Dataset =
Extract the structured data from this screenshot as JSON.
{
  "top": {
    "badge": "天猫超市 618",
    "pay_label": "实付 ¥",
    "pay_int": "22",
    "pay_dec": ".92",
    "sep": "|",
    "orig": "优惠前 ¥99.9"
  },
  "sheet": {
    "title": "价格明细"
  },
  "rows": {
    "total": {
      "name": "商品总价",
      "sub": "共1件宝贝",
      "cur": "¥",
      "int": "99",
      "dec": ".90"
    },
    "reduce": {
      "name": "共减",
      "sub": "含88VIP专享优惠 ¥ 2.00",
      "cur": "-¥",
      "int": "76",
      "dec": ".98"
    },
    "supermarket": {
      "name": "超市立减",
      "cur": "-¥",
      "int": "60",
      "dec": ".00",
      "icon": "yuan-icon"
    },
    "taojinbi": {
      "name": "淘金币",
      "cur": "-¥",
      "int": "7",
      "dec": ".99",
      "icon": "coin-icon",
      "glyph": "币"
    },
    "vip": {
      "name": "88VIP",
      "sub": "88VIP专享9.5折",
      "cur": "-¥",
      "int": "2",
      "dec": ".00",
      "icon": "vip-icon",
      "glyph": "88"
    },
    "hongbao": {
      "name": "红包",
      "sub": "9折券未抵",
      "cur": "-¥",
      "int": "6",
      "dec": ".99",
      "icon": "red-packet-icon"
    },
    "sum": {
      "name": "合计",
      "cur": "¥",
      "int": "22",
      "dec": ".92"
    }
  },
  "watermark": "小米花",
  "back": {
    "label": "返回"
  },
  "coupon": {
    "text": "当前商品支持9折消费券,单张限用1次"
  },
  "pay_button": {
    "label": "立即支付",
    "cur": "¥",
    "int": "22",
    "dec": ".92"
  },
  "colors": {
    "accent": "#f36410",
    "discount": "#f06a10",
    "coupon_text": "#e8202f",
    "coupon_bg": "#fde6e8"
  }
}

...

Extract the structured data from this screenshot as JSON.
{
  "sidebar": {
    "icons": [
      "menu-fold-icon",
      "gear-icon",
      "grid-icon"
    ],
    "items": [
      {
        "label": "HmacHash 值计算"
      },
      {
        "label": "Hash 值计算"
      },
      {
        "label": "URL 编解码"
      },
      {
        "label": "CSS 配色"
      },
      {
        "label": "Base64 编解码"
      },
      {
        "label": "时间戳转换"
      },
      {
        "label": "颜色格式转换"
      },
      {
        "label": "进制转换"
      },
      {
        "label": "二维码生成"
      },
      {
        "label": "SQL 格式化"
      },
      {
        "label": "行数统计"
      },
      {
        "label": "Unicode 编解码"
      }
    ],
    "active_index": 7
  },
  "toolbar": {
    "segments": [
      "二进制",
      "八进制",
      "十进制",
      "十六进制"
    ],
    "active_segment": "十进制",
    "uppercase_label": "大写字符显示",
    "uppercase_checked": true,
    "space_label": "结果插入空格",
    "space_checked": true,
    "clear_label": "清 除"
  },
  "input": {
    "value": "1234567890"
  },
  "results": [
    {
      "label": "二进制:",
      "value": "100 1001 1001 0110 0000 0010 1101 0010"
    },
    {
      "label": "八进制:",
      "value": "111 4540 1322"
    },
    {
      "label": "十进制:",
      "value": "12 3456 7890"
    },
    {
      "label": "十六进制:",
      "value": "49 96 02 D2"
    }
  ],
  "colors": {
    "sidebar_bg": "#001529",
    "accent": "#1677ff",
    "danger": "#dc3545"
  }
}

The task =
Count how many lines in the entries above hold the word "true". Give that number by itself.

Response to this task =
2